Our next move was south toward Salisbury—much closer to the French coast we were expected to attack. The flat plain seemed a good place to assemble the countless tanks and armored vehicles that would be needed for an invasion of Europe. My tent was literally pitched against one of the famous prehistoric rocks at Stonehenge. One morning at daybreak, I was awakened to find my tent surrounded by a circle of people chanting in white robes. It looked more like the Ku Klux Klan than the German army, but I grabbed my rifle anyway. It turned out that they were harmless pilgrims come to celebrate at what they believed was an ancient religious shrine.

The accommodations there had not been renovated since the stone age. No lights, no heat, no running water—no nothing. The plain was made of solid chalk, as I can attest from the latrines I dug there. I recall the resourcefulness of a G.I. who had an open trailer attached to his jeep. He had pinched a spigot from a brewery somewhere and he plugged it into a hole he bored in the bottom of his trailer. He collected rainwater in the trailer and then lit a fire under it. The genius had invented a way to have a hot bath where there was no plumbing. Hot water on tap! Since he was a friend of mine, he allowed me to put my helmet under the beer spout and he would fill it with “slightly used” hot water. Sometimes he gave me a pint even before he had taken his bath. The warm water was always good for a sponge bath and even for washing socks. Getting the sequence right was important.

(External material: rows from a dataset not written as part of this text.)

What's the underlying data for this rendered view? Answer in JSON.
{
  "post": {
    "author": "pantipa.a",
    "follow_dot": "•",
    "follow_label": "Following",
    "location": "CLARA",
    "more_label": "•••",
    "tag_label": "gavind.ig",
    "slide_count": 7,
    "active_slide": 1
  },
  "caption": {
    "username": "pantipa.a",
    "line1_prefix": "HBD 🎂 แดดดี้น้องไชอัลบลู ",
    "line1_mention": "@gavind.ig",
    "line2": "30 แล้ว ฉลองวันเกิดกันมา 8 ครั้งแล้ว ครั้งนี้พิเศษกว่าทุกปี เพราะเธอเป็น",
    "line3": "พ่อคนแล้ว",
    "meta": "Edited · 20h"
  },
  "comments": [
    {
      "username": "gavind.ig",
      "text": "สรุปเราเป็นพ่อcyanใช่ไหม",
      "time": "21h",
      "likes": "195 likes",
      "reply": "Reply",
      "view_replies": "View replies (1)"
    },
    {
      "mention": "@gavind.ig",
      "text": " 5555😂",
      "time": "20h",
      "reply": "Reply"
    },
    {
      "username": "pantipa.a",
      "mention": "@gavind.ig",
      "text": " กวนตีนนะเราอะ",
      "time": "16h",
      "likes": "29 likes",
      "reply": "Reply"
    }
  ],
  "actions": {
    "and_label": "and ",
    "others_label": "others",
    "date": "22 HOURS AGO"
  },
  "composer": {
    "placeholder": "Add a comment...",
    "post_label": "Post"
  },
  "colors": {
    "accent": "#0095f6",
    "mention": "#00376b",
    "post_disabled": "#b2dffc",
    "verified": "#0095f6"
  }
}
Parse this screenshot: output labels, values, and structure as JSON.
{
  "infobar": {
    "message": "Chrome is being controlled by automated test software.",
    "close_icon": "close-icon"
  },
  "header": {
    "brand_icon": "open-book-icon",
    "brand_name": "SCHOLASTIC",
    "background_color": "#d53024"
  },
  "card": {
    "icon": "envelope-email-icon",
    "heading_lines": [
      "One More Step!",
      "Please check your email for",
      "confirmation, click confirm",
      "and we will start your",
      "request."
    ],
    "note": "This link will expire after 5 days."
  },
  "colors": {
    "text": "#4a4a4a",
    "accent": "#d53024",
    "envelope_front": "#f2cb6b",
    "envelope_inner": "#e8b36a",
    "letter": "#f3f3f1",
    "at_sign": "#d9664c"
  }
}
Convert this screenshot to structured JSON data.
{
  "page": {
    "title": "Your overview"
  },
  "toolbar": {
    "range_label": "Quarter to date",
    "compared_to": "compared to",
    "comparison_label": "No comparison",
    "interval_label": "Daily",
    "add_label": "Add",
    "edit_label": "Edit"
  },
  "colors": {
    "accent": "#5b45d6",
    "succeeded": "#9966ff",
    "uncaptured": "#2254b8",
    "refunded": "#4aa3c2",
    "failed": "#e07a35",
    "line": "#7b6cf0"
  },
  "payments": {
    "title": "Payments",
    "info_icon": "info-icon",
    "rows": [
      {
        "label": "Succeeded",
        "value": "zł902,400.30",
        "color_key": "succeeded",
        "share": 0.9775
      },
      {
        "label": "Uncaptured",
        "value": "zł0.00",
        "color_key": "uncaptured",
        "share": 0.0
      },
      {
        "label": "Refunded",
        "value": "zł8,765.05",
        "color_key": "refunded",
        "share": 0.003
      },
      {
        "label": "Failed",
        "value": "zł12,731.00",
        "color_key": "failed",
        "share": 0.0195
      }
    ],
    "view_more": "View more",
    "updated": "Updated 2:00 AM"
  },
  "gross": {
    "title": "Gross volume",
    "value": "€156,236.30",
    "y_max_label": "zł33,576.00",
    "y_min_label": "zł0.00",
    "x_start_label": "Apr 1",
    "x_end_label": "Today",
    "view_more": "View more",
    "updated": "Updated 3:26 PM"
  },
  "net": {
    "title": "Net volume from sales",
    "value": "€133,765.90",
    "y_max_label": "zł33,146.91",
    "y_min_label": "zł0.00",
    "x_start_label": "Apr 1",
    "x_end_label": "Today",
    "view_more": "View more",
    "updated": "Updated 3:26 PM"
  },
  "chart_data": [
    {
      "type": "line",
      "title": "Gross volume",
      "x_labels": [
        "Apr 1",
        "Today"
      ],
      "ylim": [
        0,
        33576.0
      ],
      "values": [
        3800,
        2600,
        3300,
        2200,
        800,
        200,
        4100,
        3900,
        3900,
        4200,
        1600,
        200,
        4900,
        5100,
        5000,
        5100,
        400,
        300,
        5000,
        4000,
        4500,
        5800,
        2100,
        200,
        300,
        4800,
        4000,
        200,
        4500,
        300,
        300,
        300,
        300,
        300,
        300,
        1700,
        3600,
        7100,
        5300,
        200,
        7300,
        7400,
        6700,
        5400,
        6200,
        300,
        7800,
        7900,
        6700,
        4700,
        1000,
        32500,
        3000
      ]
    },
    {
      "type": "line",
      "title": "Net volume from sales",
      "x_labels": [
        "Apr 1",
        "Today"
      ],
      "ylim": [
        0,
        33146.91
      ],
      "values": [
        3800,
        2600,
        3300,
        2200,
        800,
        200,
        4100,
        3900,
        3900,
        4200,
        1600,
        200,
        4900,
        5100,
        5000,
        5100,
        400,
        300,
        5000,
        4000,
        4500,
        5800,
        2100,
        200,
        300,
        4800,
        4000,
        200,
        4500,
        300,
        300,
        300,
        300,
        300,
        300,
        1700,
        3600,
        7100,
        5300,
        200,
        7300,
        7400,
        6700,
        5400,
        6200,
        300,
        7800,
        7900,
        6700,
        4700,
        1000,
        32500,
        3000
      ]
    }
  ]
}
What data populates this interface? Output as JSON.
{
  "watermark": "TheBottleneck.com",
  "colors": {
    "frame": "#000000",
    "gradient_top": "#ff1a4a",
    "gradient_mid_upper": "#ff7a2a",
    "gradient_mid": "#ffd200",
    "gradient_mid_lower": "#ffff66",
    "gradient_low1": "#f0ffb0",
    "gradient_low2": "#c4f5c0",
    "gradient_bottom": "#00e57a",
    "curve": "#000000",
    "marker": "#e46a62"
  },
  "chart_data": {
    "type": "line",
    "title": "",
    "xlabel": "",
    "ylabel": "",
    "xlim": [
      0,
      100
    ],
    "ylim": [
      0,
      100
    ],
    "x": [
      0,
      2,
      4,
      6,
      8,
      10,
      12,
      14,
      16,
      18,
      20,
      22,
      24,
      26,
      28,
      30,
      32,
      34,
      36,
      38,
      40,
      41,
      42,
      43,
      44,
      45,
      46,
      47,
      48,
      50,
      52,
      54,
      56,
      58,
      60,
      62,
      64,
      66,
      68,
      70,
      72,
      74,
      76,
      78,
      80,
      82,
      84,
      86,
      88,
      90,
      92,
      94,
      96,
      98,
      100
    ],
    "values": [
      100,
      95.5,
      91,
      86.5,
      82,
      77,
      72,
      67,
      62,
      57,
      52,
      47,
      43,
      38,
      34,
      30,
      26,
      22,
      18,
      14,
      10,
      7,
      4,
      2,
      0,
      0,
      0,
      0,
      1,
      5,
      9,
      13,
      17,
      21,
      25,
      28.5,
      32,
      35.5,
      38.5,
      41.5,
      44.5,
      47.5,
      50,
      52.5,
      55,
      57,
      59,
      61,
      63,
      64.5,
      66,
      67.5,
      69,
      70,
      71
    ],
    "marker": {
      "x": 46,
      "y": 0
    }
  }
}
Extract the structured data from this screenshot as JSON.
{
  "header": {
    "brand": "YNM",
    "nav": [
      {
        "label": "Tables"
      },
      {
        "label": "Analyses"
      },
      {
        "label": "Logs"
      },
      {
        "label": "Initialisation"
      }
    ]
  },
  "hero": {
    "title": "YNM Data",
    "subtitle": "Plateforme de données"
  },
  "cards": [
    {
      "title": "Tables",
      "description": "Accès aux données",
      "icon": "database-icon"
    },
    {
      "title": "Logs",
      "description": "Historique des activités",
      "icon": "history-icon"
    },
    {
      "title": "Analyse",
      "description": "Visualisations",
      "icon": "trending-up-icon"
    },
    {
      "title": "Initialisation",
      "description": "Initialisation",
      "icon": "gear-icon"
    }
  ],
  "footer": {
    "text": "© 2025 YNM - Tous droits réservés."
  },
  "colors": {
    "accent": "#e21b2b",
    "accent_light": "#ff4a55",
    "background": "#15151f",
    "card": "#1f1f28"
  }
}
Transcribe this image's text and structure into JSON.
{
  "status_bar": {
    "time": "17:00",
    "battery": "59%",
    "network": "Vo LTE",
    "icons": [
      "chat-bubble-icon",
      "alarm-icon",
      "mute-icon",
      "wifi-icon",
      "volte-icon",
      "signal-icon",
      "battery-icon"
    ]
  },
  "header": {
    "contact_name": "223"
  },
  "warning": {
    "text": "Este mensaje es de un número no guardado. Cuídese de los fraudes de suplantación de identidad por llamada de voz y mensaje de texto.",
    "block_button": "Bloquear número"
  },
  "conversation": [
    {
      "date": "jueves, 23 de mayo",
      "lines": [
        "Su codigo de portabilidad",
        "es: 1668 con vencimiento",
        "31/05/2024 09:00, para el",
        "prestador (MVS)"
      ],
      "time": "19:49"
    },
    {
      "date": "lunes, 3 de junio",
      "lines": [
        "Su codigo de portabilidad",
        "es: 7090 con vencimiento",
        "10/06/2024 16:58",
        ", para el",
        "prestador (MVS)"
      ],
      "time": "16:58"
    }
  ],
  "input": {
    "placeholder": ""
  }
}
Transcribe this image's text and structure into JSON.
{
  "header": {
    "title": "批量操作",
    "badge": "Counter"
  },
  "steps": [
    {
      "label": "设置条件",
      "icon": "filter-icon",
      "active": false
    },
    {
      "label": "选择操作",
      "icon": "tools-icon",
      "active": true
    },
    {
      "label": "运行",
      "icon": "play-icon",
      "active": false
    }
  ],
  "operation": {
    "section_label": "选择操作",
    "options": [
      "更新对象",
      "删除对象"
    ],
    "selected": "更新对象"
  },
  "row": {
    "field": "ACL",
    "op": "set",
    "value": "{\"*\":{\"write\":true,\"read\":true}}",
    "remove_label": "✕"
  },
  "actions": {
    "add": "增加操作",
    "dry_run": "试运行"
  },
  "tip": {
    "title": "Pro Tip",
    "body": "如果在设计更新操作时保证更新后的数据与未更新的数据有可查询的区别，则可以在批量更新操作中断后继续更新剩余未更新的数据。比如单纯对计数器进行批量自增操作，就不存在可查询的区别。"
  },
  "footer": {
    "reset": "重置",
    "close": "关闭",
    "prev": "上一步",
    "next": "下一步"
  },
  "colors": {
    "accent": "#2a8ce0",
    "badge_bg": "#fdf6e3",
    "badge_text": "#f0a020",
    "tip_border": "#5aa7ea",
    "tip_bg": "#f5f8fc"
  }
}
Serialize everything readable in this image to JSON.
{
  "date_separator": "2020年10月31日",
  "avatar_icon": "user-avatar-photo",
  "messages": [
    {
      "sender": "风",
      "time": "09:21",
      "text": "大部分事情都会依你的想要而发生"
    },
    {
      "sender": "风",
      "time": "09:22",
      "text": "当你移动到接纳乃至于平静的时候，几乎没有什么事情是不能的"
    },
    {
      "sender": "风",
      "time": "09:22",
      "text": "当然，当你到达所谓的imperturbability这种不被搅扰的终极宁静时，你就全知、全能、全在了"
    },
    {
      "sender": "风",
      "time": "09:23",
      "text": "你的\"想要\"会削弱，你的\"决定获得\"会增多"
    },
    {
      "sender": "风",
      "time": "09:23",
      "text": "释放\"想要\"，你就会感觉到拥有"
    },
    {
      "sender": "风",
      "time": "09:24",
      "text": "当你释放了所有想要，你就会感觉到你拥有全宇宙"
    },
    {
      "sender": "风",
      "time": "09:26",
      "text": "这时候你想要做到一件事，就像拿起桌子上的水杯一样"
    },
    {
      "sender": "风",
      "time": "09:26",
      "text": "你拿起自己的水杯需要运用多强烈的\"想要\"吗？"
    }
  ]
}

In the distance stood the magnificent Salisbury Cathedral, which I visited repeatedly to study its beautiful architecture. Not far away was an old English nobleman’s castle. I don’t remember his name but he was noble in spirit as well as title, and I shall never forget his kindness. In the basement of the castle he had built a row of about 6 bathtubs. He would invite the Yanks to come by truck and “have a wash.” Since fuel and water were limited, only a few inches of water were available for each tub. Praise the Lord—whatever his name was. He was a real English gentleman!

One day, while doing my routine filing of army regulations, I came upon an announcement that a special club was being formed to allow distinguished English gentlemen and American gentlemen to come together socially and thereby strengthen relations between the two armies. “The Churchill Club” would meet in the Dean’s Yard of Westminster Abbey in London. Since no American could get into London without having a confirmed place to stay, I immediately applied for membership in the Club. Upon seeing my application, my company Captain also applied and then the battalion Colonel, who had to approve the applications, did the same. I soon received my membership card. Neither the Captain nor the Colonel received any reply. I volunteered to go to my Club in London and find out the cause of the unfortunate and inexplicable delay. I received a legitimate three-day pass to enter the forbidden city.

There were about a million Yanks in London at that time. The common joke among British men was that “the trouble with the Yanks is that they are overpaid, overfed, over sexed, and over here.” I proceeded to “My Club” where I presented my membership card and was greeted with the icy stare of a British doorman. The luxurious surroundings, tapestries and old paintings on the walls, fine rugs, and paneled walls were just like in the movies. I never saw such opulence before; not even at home in The States. I was escorted to the bar where a number of high ranking British and American officers were strengthening relations. No one spoke to me until a British Colonel with a flowing mustache, and a swagger stick under his arm, asked contemptuously, “Corporal, where is your officer?” I said that I was there alone. In England, every college graduate is automatically entitled to officer’s rank. In both the English and American armies fraternization between officers and enlisted men is prohibited. I was the only enlisted-man visible. No officer in the Churchill Club ever deigned to engage me in conversation. I thought of the American Declaration of Independence that it was self-evident that all men are created equal. Obviously, that does not apply when one puts on a military uniform. I was not cowed or impressed by high-ranking snobs. I left and never visited the Churchill Club again.